This article is written by a student writer from the Her Campus at FIU chapter.

Junior and senior year of college is basically a repeat of junior and senior year of high school. You’re realizing that you’re closer and closer to transitioning into a new period of life but this second time, to me, is much more intimidating. In this article, I want to use my own junioritis to guide juniors and seniors in college who are thinking about post-undergrad life, especially those of you thinking about graduate school.

Route #1: Start as Soon as Possible

When I came into college, I thought that I was going to keep going after my bachelor’s to get my master’s degree so that I can get licensed and start my career ASAP. This is a route that many people can and do take, and it’s great because you stay in school mode and are able to get to your desired career faster. If you plan to do this, you should be starting to look into programs and schools by the summer going into junior year. During your junior year, you should be recruiting people for letters of recommendation and working on graduate school requirements like autobiographical sketches, letters of intent, CVs, and resumes and continuing to do well in school so that your GPA doesn’t dip. Senior year is all about applications and planning for life outside of school. Are you planning to move? Are you going to be working? How are you going to balance school and/or work with your personal life? It’s all so stressful, but I promise that all of the hard work is going to be worth it.

Route #2: Gap Year(s)

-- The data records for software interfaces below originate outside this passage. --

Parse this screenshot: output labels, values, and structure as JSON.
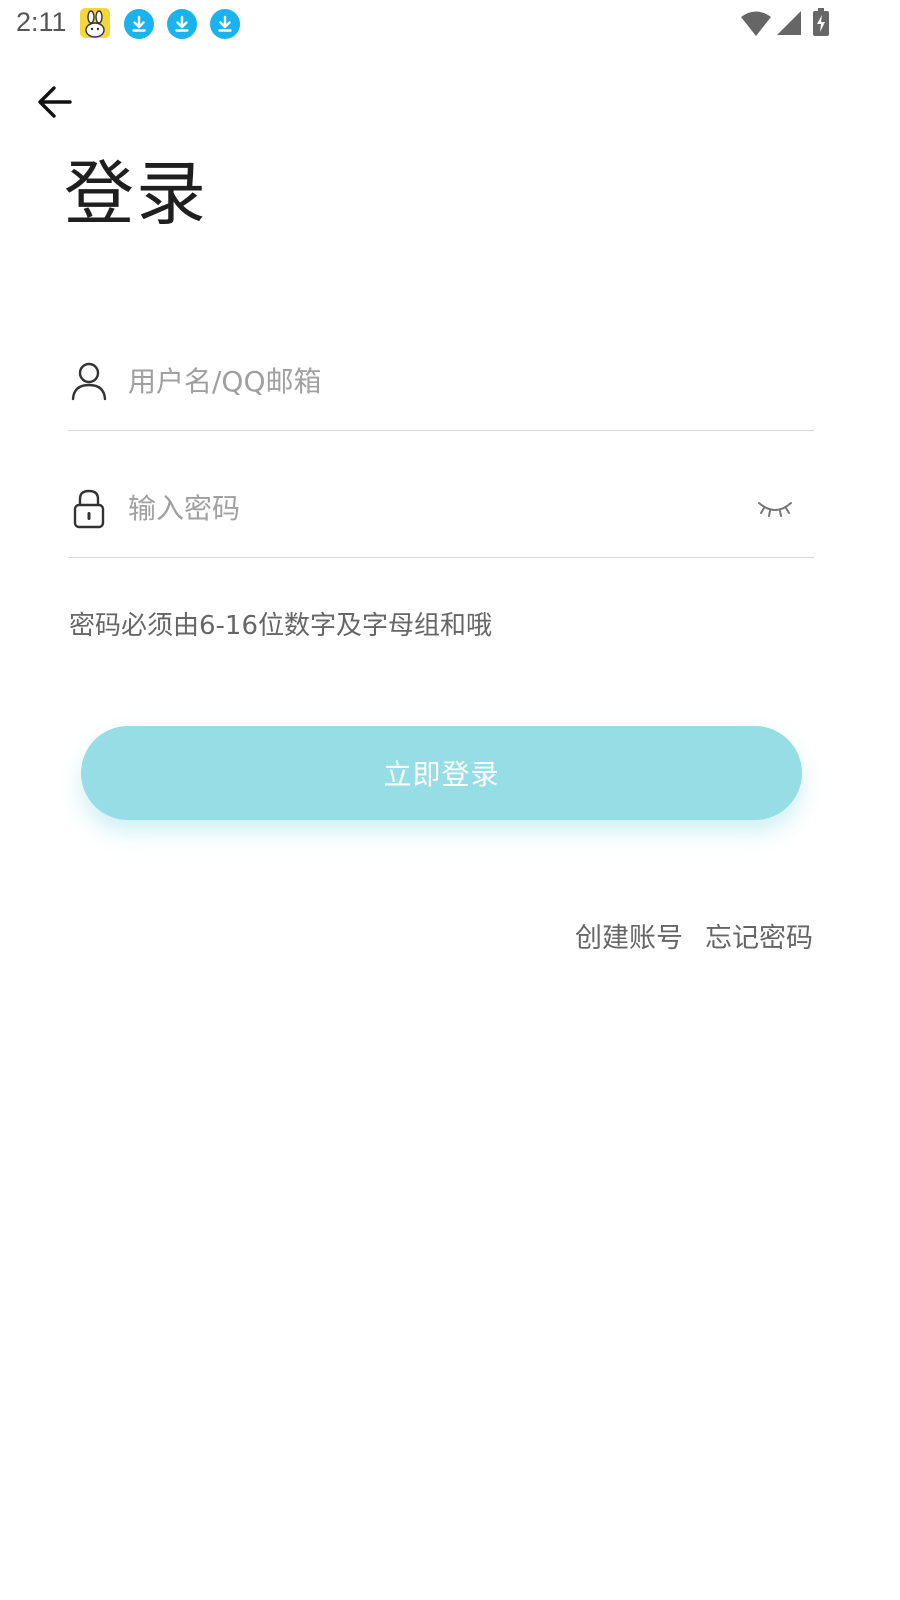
{
  "status_bar": {
    "time": "2:11",
    "icons": [
      "notification-app-icon",
      "download-icon",
      "download-icon",
      "download-icon",
      "wifi-icon",
      "signal-icon",
      "battery-charging-icon"
    ]
  },
  "header": {
    "back_icon": "arrow-left-icon",
    "title": "登录"
  },
  "form": {
    "username": {
      "icon": "person-icon",
      "placeholder": "用户名/QQ邮箱",
      "value": ""
    },
    "password": {
      "icon": "lock-icon",
      "placeholder": "输入密码",
      "value": "",
      "toggle_icon": "eye-closed-icon"
    },
    "hint": "密码必须由6-16位数字及字母组和哦"
  },
  "login_button": {
    "label": "立即登录",
    "color": "#97dde6"
  },
  "links": {
    "create_account": "创建账号",
    "forgot_password": "忘记密码"
  },
  "colors": {
    "accent": "#97dde6",
    "download_badge": "#19b3ef",
    "text_secondary": "#666666",
    "placeholder": "#a0a0a0"
  }
}
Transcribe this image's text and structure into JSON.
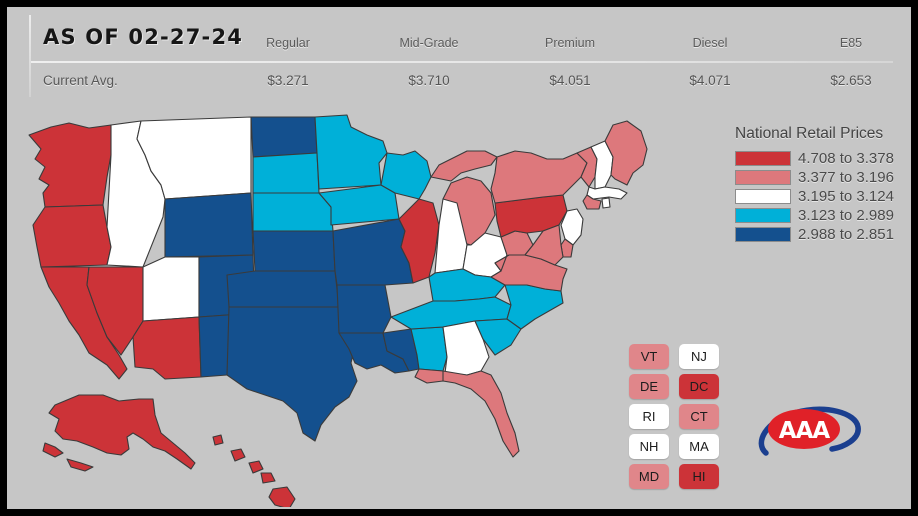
{
  "header": {
    "as_of_label": "AS OF 02-27-24",
    "row_label": "Current Avg.",
    "columns": [
      "Regular",
      "Mid-Grade",
      "Premium",
      "Diesel",
      "E85"
    ],
    "values": [
      "$3.271",
      "$3.710",
      "$4.051",
      "$4.071",
      "$2.653"
    ]
  },
  "legend": {
    "title": "National Retail Prices",
    "items": [
      {
        "label": "4.708 to 3.378",
        "color": "#cc3338"
      },
      {
        "label": "3.377 to 3.196",
        "color": "#dd787c"
      },
      {
        "label": "3.195 to 3.124",
        "color": "#ffffff"
      },
      {
        "label": "3.123 to 2.989",
        "color": "#00b0d8"
      },
      {
        "label": "2.988 to 2.851",
        "color": "#14508e"
      }
    ]
  },
  "state_boxes": [
    [
      {
        "label": "VT",
        "color": "#e0868a"
      },
      {
        "label": "NJ",
        "color": "#ffffff"
      }
    ],
    [
      {
        "label": "DE",
        "color": "#e0868a"
      },
      {
        "label": "DC",
        "color": "#cc3338"
      }
    ],
    [
      {
        "label": "RI",
        "color": "#ffffff"
      },
      {
        "label": "CT",
        "color": "#e0868a"
      }
    ],
    [
      {
        "label": "NH",
        "color": "#ffffff"
      },
      {
        "label": "MA",
        "color": "#ffffff"
      }
    ],
    [
      {
        "label": "MD",
        "color": "#e0868a"
      },
      {
        "label": "HI",
        "color": "#cc3338"
      }
    ]
  ],
  "logo": {
    "brand": "AAA",
    "oval_color": "#e02128",
    "swoosh_color": "#1b3f8f"
  },
  "chart_data": {
    "type": "map",
    "title": "National Retail Prices",
    "map_background": "#c6c6c6",
    "categories": [
      "4.708 to 3.378",
      "3.377 to 3.196",
      "3.195 to 3.124",
      "3.123 to 2.989",
      "2.988 to 2.851"
    ],
    "colors": [
      "#cc3338",
      "#dd787c",
      "#ffffff",
      "#00b0d8",
      "#14508e"
    ],
    "states": {
      "WA": "#cc3338",
      "OR": "#cc3338",
      "CA": "#cc3338",
      "NV": "#cc3338",
      "ID": "#ffffff",
      "MT": "#ffffff",
      "UT": "#ffffff",
      "AZ": "#cc3338",
      "WY": "#14508e",
      "CO": "#14508e",
      "NM": "#14508e",
      "ND": "#14508e",
      "SD": "#00b0d8",
      "NE": "#00b0d8",
      "MN": "#00b0d8",
      "IA": "#00b0d8",
      "WI": "#00b0d8",
      "KS": "#14508e",
      "MO": "#14508e",
      "OK": "#14508e",
      "TX": "#14508e",
      "AR": "#14508e",
      "LA": "#14508e",
      "MS": "#14508e",
      "AL": "#00b0d8",
      "TN": "#00b0d8",
      "KY": "#00b0d8",
      "IL": "#cc3338",
      "IN": "#ffffff",
      "OH": "#ffffff",
      "MI": "#dd787c",
      "GA": "#ffffff",
      "FL": "#dd787c",
      "SC": "#00b0d8",
      "NC": "#00b0d8",
      "VA": "#dd787c",
      "WV": "#dd787c",
      "PA": "#cc3338",
      "NY": "#dd787c",
      "ME": "#dd787c",
      "VT": "#dd787c",
      "NH": "#ffffff",
      "MA": "#ffffff",
      "NJ": "#ffffff",
      "MD": "#dd787c",
      "DE": "#dd787c",
      "DC": "#cc3338",
      "CT": "#dd787c",
      "RI": "#ffffff",
      "AK": "#cc3338",
      "HI": "#cc3338"
    }
  }
}
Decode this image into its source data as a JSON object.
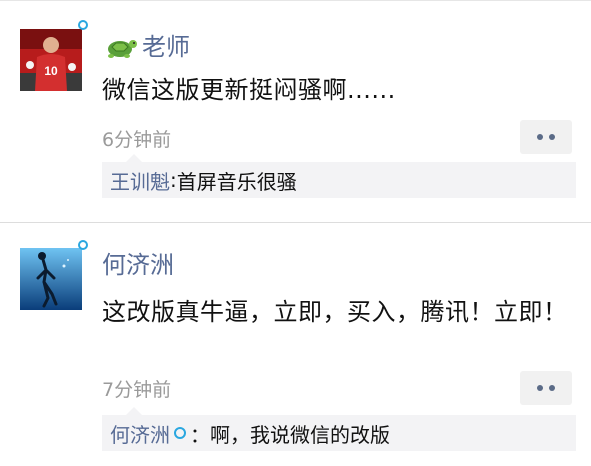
{
  "posts": [
    {
      "name": "老师",
      "content": "微信这版更新挺闷骚啊......",
      "time": "6分钟前",
      "comment": {
        "author": "王训魁",
        "separator": ": ",
        "text": "首屏音乐很骚"
      }
    },
    {
      "name": "何济洲",
      "content": "这改版真牛逼，立即，买入，腾讯！立即！",
      "time": "7分钟前",
      "comment": {
        "author": "何济洲",
        "separator": "：",
        "text": "啊，我说微信的改版"
      }
    }
  ],
  "colors": {
    "name_link": "#576b95",
    "timestamp": "#9a9a9a",
    "status_ring": "#2aa7e0"
  },
  "icons": [
    "turtle-icon",
    "more-dots-icon",
    "status-ring-icon"
  ]
}
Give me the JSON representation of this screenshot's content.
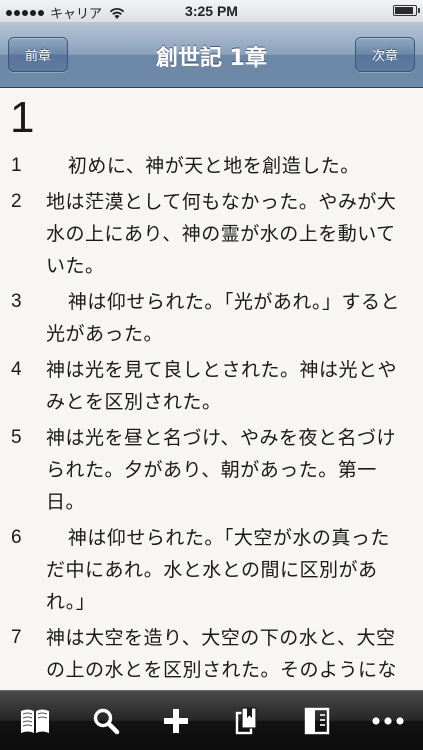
{
  "status_bar": {
    "carrier": "キャリア",
    "time": "3:25 PM",
    "battery_level": 0.92
  },
  "nav": {
    "prev_label": "前章",
    "title": "創世記 1章",
    "next_label": "次章"
  },
  "chapter": {
    "number": "1",
    "verses": [
      {
        "num": "1",
        "text": "初めに、神が天と地を創造した。",
        "indent": true
      },
      {
        "num": "2",
        "text": "地は茫漠として何もなかった。やみが大水の上にあり、神の霊が水の上を動いていた。",
        "indent": false
      },
      {
        "num": "3",
        "text": "神は仰せられた。「光があれ。」すると光があった。",
        "indent": true
      },
      {
        "num": "4",
        "text": "神は光を見て良しとされた。神は光とやみとを区別された。",
        "indent": false
      },
      {
        "num": "5",
        "text": "神は光を昼と名づけ、やみを夜と名づけられた。夕があり、朝があった。第一日。",
        "indent": false
      },
      {
        "num": "6",
        "text": "神は仰せられた。「大空が水の真っただ中にあれ。水と水との間に区別があれ。」",
        "indent": true
      },
      {
        "num": "7",
        "text": "神は大空を造り、大空の下の水と、大空の上の水とを区別された。そのようになった。",
        "indent": false
      }
    ]
  },
  "toolbar": {
    "icons": [
      "book-icon",
      "search-icon",
      "plus-icon",
      "bookmark-icon",
      "compare-icon",
      "more-icon"
    ]
  },
  "colors": {
    "nav_accent": "#7f98b6",
    "text": "#1a1a1a",
    "page_background": "#f7f6f2",
    "toolbar_icon": "#ffffff"
  }
}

Now, as you read earlier, I came into college thinking that I was going to immediately follow my bachelor’s with my master’s… yeah, that’s not happening. At the beginning of junior year, I decided that a gap year is the best thing that I can do for my mental health and financial stability. I want to give myself a break from the anxiety and stress of deadlines so that I can go to graduate school with a fresh state of mind. I feel like gap years are sometimes looked upon due to the possibility of losing the motivation to go back. The best way to approach gap years is to have a solid plan; there are so many things you can do during a gap year, but you need to be intentional and find your ‘why’ for graduate school. My why is knowing that without my degree, I can’t get licensed, which means that I can’t start my target career. My intentions are to get experience in my field, work on my professional development, and travel. You don’t have to have every minute planned out, but it shouldn’t be a free-for-all either.

Before Leaving University

Your school most likely has a ton of resources on campus to help you with post-graduation life, including resume building, interview practice, and professional development events. You should take advantage of these resources; they offer such great benefits, and it may be harder to get that help outside of college, so take advantage. You should leave college with at least three connections in your target career. Networking is so important, and you never know who can help you out in the future, so always be open to talking to new people.

I’m no expert, but I hope, from one peer to another, that my advice is helpful in some way. If you need more help, reach out to your advisor and anyone at your university who focuses on post-graduation life.

Good luck on your journey!

Aaliyah (Leah) Walker is a first-year writer at Her Campus at the FIU chapter. She writes articles pertaining to mental health, entertainment, and advocacy for people of color. Besides being a writer at Her Campus, Leah is a junior attending FIU, majoring in psychology and organizational communications. She is an equipment manager for the FIU football team as well as a learning assistant for the psychology department. As if that is not enough, she is also a mentor to twenty first-semester freshmen. When she has time to herself, Leah is a first time dog mommy to her puppy Zion. They love going to the dog park as well as attending agility classes. Leah also loves to read science-fiction books as well as taking long walks around campus. She loves true crime Youtube and Tiktok videos.